I really liked this movie. You can even tell when you’re watching it, that the filmmakers, really knew what they wanted to do with this project. At no point does it try be something it’s not. It’s just a nice clear-cut story that is brilliantly directed by Breck Eisner, and is a perfect example of what I would consider an outstanding movie. Which is shocking because Eisner, son of Michael Eisner, also directed Sahara. What I think really does work for this movie, is that it has this “little movie that could” feel to it that definitely adds to its charm, much like one of my other absolute favorite movies, Feast. If you have not seen Feast yet, shame on you! More on that some other day, but for now back to the movie at hand.
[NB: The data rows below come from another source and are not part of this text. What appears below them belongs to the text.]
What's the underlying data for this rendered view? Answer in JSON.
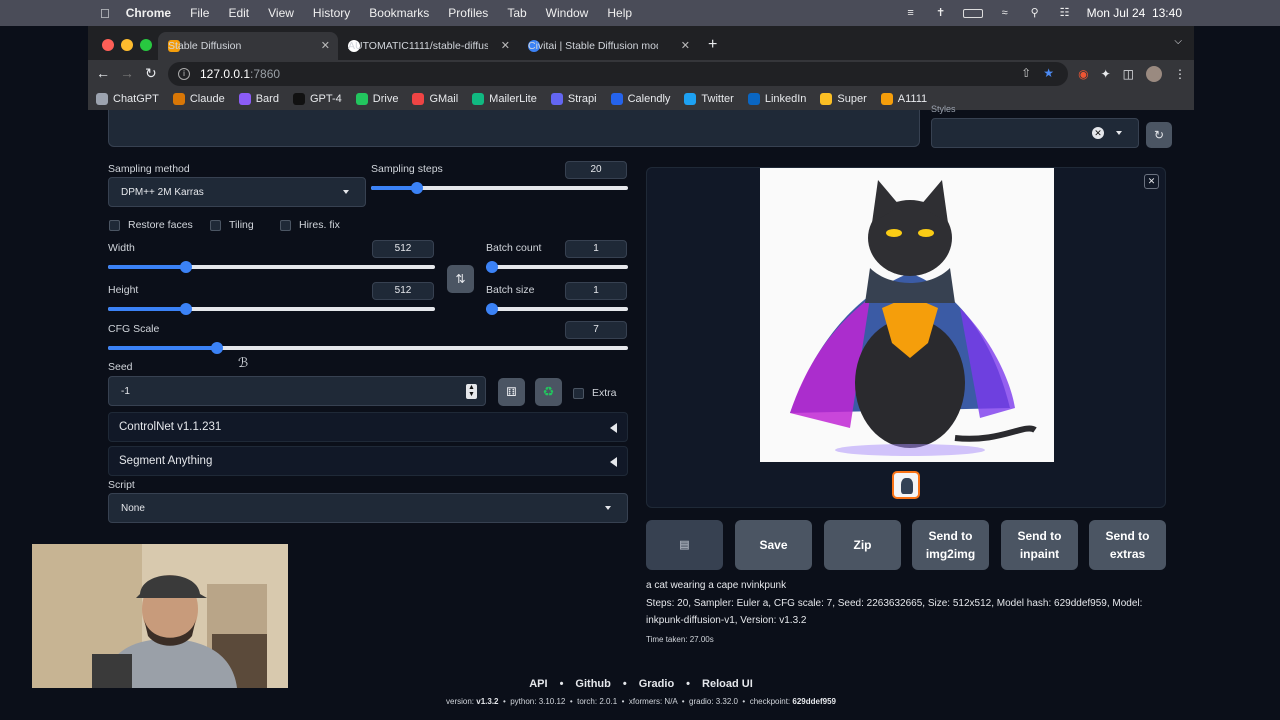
{
  "menubar": {
    "app": "Chrome",
    "items": [
      "File",
      "Edit",
      "View",
      "History",
      "Bookmarks",
      "Profiles",
      "Tab",
      "Window",
      "Help"
    ],
    "clock": "Mon Jul 24  13:40"
  },
  "tabs": [
    {
      "title": "Stable Diffusion",
      "color": "#f59e0b"
    },
    {
      "title": "AUTOMATIC1111/stable-diffusi",
      "color": "#ffffff"
    },
    {
      "title": "Civitai | Stable Diffusion model",
      "color": "#3b82f6"
    }
  ],
  "url": {
    "host": "127.0.0.1",
    "port": ":7860"
  },
  "bookmarks": [
    {
      "label": "ChatGPT",
      "color": "#9ca3af"
    },
    {
      "label": "Claude",
      "color": "#d97706"
    },
    {
      "label": "Bard",
      "color": "#8b5cf6"
    },
    {
      "label": "GPT-4",
      "color": "#111111"
    },
    {
      "label": "Drive",
      "color": "#22c55e"
    },
    {
      "label": "GMail",
      "color": "#ef4444"
    },
    {
      "label": "MailerLite",
      "color": "#10b981"
    },
    {
      "label": "Strapi",
      "color": "#6366f1"
    },
    {
      "label": "Calendly",
      "color": "#2563eb"
    },
    {
      "label": "Twitter",
      "color": "#1da1f2"
    },
    {
      "label": "LinkedIn",
      "color": "#0a66c2"
    },
    {
      "label": "Super",
      "color": "#fbbf24"
    },
    {
      "label": "A1111",
      "color": "#f59e0b"
    }
  ],
  "styles_label": "Styles",
  "sampling_method": {
    "label": "Sampling method",
    "value": "DPM++ 2M Karras"
  },
  "sampling_steps": {
    "label": "Sampling steps",
    "value": "20",
    "fraction": 0.18
  },
  "checkboxes": {
    "restore_faces": "Restore faces",
    "tiling": "Tiling",
    "hires_fix": "Hires. fix"
  },
  "width": {
    "label": "Width",
    "value": "512",
    "fraction": 0.24
  },
  "height": {
    "label": "Height",
    "value": "512",
    "fraction": 0.24
  },
  "batch_count": {
    "label": "Batch count",
    "value": "1",
    "fraction": 0.0
  },
  "batch_size": {
    "label": "Batch size",
    "value": "1",
    "fraction": 0.0
  },
  "cfg_scale": {
    "label": "CFG Scale",
    "value": "7",
    "fraction": 0.21
  },
  "seed": {
    "label": "Seed",
    "value": "-1",
    "extra": "Extra"
  },
  "controlnet": "ControlNet v1.1.231",
  "segment_anything": "Segment Anything",
  "script": {
    "label": "Script",
    "value": "None"
  },
  "actions": {
    "save": "Save",
    "zip": "Zip",
    "img2img": "Send to img2img",
    "inpaint": "Send to inpaint",
    "extras": "Send to extras"
  },
  "output": {
    "prompt": "a cat wearing a cape nvinkpunk",
    "params": "Steps: 20, Sampler: Euler a, CFG scale: 7, Seed: 2263632665, Size: 512x512, Model hash: 629ddef959, Model: inkpunk-diffusion-v1, Version: v1.3.2",
    "time": "Time taken: 27.00s"
  },
  "footer": {
    "links": [
      "API",
      "Github",
      "Gradio",
      "Reload UI"
    ],
    "version_label": "version:",
    "version": "v1.3.2",
    "python_label": "python:",
    "python": "3.10.12",
    "torch_label": "torch:",
    "torch": "2.0.1",
    "xformers_label": "xformers:",
    "xformers": "N/A",
    "gradio_label": "gradio:",
    "gradio": "3.32.0",
    "checkpoint_label": "checkpoint:",
    "checkpoint": "629ddef959"
  },
  "colors": {
    "accent": "#3b82f6",
    "panel": "#111827",
    "background": "#0b0f19"
  }
}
The Crazies really does do a wonderful job of mixing the suspense and tension in the film, into a fantastic horror cocktail. The scenes in the funeral parlor and car wash are just so good, truly classic horror movie moments. I can almost guarantee that I will be seeing this again in the theatre real soon. It’s just simply a fun ride. So, to all of you reading this right now, do yourselves a favor; buy a ticket, and take the ride. You’d be crazy not too.



a review Darby O’Gill

In the near future people no longer leave there homes, instead they jack-in to a surrogate robot that they operate like a car. The really trippy thing is that surrogates also drive cars, so a person can operate a surrogate and a car at the same time. Did I just blow your minds? The movie is based on the 2005 comic book series The Surrogate and takes place in a world of robots, where crime is almost nonexistent, almost. When an unknown device seems to kill not only Surrogates, but also their operators, Detective Greer, played by Bruce Willis, finds himself investigating the first homicide in over a decade. Surrogates, being machines, are stronger and faster than a normal person. They can also be or look like anything. It’s the internet in everyday life. What looks like a hot twenty-eight year old girl, is really a fat fifty-four year old man. It kind of makes you wonder why there isn’t more crime. If anyone could look like anything, why wouldn’t they be robbing banks or something? I’m getting off subject, but it’s a good point. Back to the story at hand; while investigating the murders, Greer’s Surrogate gets destroyed, and Greer is forced to go out into the world without a Surrogate to continue his investigation, and uncovers a much deeper plot against the Surrogates. It’s really cool the way they deal with this part of the story. Willis’ character is just overwhelmed by his senses the first time out on his own. You really realize these people have been locked up in their houses with no real contact with the outside world, and it’s almost like quitting an addiction. At times you really can’t help but notice just how close we could be to that. Every day something else comes out that keeps us in touch with people, but without ever having to see them. It’s kind of scary. Even as I’m writing this, I’m thinking wow this sounds like a great movie, and I would like nothing more than to tell you that this is the case, but sadly it’s not. The problem with Surrogates is that they had a chance to do something new, but instead just seemed to play it safe, and go through the motions. This truly could have been the next Blade Runner, well okay, maybe not. But, it could have been something great. The ideas are there, but everything you see is something you’ve pretty much seen before. It’s a fun movie and well worth seeing, but I just wish they would have taken it to that next level. Would somebody, please give Hollywood their balls back! We’re so close to getting something good here. The one thing I really did like wasn’t in the movie. Elizabeth Banks! I’ve always enjoyed her performances in movies, but I think I’m an even bigger fan of hers now. She was an executive producer on this film, and yet she doesn’t appear in it. As a producer, she could have easily given herself a role in the movie, but she didn’t. The only time most actors produce a project is to guarantee they can be in it, but not Ms. Banks. It says a lot about her character, and I am now a bigger fan because of it.

3 Little People